Bill and Melinda Gates made a surprising announcement earlier this month that they had decided to end their 27-year marriage. The two are among the wealthiest people in the world and run one of the world’s largest private charitable foundations together. Yet, I see many clients like them every day. What do they have in common with this power couple?
“Gray divorce.” The rate of divorce among the 50+ population has increased dramatically over the last 25 years. Regardless of the reason for it, the reality is that such couples have had years to accumulate wealth together and dividing it up fairly in divorce is a big concern. However, the Gateses don’t have to worry about money troubles, unlike many other couples. Often, late-life divorces can be difficult financially for spouses because assets and income are reduced because of the divorce and retirement while certain expenses are going up, such as health care. Women are especially likely to experience financial insecurity following a divorce.
Lack of a prenuptial agreement. Apparently, the Gateses did not have a prenuptial agreement, which is surprising considering that Bill Gates was already a wealthy man 27 years ago. However, they have a lot of company in the population. Only a small portion of couples have a prenup, but most marriages would benefit significantly from having one. They help couples address potential financial problems before they arise, including determining how to deal with financial assets and debts they each bring into the marriage.
Negotiating a settlement. While the Gateses did not have a prenuptial agreement, they did negotiate a separation agreement, dividing their property before announcing their divorce. Unfortunately, not enough divorcing couples do this. Society tends to view divorce as a win-lose battle, but settlement is much more cost-effective, and the parties are more likely to be satisfied with the outcome because they came up with the solution rather than a court imposing one on them. If you are among those ready for a fight, consider whether you can find room to compromise instead. You don’t have to do it alone. Consult an attorney-mediator or collaborative divorce professional who can guide you through the process.

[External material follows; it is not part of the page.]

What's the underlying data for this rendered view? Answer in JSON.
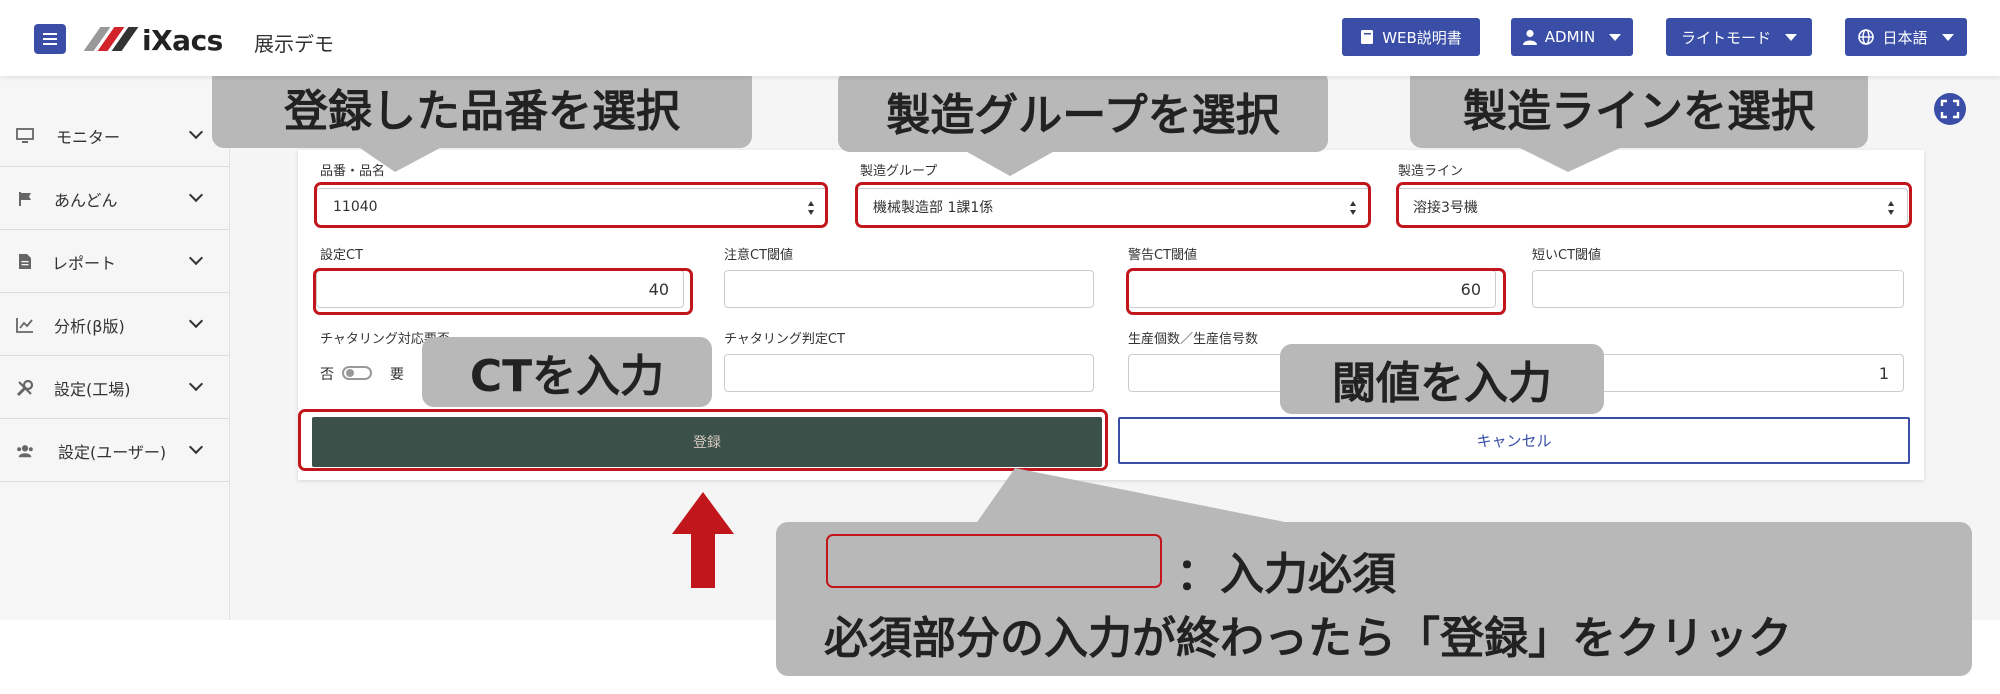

The desire for privacy. Many couples who pursue alternative dispute resolution (ADR) are looking for the privacy that mediation and collaborative divorce provide. Litigation is public and financial and personal information is accessible to anyone. In ADR, the parties must keep all communications confidential. Any statements and evidence introduced during the process are not admissible in court if the ADR fails to result in a settlement.
The Gates’ financial settlement discussions may have been contentious, but they were incentivized to find agreement. While the average couple doesn’t have their reasons to settle their divorce, compromise can make the process much easier allowing all parties to move forward in their lives sooner.
If you are considering divorce, you have choices in how you handle it. The best approach is to talk with an attorney about your options.
My goal as the Divorce Sherpa is to help couples avoid costly mistakes and guide them every step of the way on the path to their new post-divorce life. Contact me for a “divorce process” consultation.